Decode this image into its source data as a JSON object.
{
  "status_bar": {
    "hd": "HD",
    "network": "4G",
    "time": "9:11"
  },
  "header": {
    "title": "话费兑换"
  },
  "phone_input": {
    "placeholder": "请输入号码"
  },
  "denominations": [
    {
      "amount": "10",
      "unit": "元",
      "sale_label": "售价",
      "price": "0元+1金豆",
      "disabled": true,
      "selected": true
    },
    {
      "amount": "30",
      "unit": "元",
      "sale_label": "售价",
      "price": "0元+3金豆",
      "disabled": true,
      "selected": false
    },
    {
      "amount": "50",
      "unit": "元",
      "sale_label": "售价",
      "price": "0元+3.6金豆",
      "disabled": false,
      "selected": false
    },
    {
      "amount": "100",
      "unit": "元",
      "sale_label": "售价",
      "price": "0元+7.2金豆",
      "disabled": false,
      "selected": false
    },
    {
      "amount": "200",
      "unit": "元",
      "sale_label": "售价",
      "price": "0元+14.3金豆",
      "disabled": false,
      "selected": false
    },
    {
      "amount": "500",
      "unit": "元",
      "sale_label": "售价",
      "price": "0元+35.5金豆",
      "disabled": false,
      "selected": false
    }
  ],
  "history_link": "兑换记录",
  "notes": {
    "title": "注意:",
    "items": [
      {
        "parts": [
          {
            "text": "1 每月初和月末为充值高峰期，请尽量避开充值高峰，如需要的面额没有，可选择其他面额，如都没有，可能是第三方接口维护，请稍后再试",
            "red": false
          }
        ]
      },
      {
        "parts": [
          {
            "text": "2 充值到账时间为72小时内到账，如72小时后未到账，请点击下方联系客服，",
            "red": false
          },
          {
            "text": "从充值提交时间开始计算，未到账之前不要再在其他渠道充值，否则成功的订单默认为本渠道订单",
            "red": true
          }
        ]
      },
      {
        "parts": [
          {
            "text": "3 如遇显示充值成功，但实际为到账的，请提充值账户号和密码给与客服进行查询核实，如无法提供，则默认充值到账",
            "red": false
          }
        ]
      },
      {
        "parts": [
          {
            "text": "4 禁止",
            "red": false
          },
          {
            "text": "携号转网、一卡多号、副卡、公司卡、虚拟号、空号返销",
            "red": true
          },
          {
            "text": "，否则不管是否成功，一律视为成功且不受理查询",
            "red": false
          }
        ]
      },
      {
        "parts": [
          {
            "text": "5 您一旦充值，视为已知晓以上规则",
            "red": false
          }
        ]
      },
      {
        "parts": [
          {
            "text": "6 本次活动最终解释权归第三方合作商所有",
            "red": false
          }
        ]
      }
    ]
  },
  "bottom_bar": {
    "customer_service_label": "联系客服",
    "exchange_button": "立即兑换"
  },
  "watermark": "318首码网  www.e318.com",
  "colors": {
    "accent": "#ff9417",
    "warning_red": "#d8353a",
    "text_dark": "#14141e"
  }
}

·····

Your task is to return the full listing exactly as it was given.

FINAL ANSWER:
Decode this image into its source data as a JSON object.
{
  "status_bar": {
    "hd": "HD",
    "network": "4G",
    "time": "9:11"
  },
  "header": {
    "title": "话费兑换"
  },
  "phone_input": {
    "placeholder": "请输入号码"
  },
  "denominations": [
    {
      "amount": "10",
      "unit": "元",
      "sale_label": "售价",
      "price": "0元+1金豆",
      "disabled": true,
      "selected": true
    },
    {
      "amount": "30",
      "unit": "元",
      "sale_label": "售价",
      "price": "0元+3金豆",
      "disabled": true,
      "selected": false
    },
    {
      "amount": "50",
      "unit": "元",
      "sale_label": "售价",
      "price": "0元+3.6金豆",
      "disabled": false,
      "selected": false
    },
    {
      "amount": "100",
      "unit": "元",
      "sale_label": "售价",
      "price": "0元+7.2金豆",
      "disabled": false,
      "selected": false
    },
    {
      "amount": "200",
      "unit": "元",
      "sale_label": "售价",
      "price": "0元+14.3金豆",
      "disabled": false,
      "selected": false
    },
    {
      "amount": "500",
      "unit": "元",
      "sale_label": "售价",
      "price": "0元+35.5金豆",
      "disabled": false,
      "selected": false
    }
  ],
  "history_link": "兑换记录",
  "notes": {
    "title": "注意:",
    "items": [
      {
        "parts": [
          {
            "text": "1 每月初和月末为充值高峰期，请尽量避开充值高峰，如需要的面额没有，可选择其他面额，如都没有，可能是第三方接口维护，请稍后再试",
            "red": false
          }
        ]
      },
      {
        "parts": [
          {
            "text": "2 充值到账时间为72小时内到账，如72小时后未到账，请点击下方联系客服，",
            "red": false
          },
          {
            "text": "从充值提交时间开始计算，未到账之前不要再在其他渠道充值，否则成功的订单默认为本渠道订单",
            "red": true
          }
        ]
      },
      {
        "parts": [
          {
            "text": "3 如遇显示充值成功，但实际为到账的，请提充值账户号和密码给与客服进行查询核实，如无法提供，则默认充值到账",
            "red": false
          }
        ]
      },
      {
        "parts": [
          {
            "text": "4 禁止",
            "red": false
          },
          {
            "text": "携号转网、一卡多号、副卡、公司卡、虚拟号、空号返销",
            "red": true
          },
          {
            "text": "，否则不管是否成功，一律视为成功且不受理查询",
            "red": false
          }
        ]
      },
      {
        "parts": [
          {
            "text": "5 您一旦充值，视为已知晓以上规则",
            "red": false
          }
        ]
      },
      {
        "parts": [
          {
            "text": "6 本次活动最终解释权归第三方合作商所有",
            "red": false
          }
        ]
      }
    ]
  },
  "bottom_bar": {
    "customer_service_label": "联系客服",
    "exchange_button": "立即兑换"
  },
  "watermark": "318首码网  www.e318.com",
  "colors": {
    "accent": "#ff9417",
    "warning_red": "#d8353a",
    "text_dark": "#14141e"
  }
}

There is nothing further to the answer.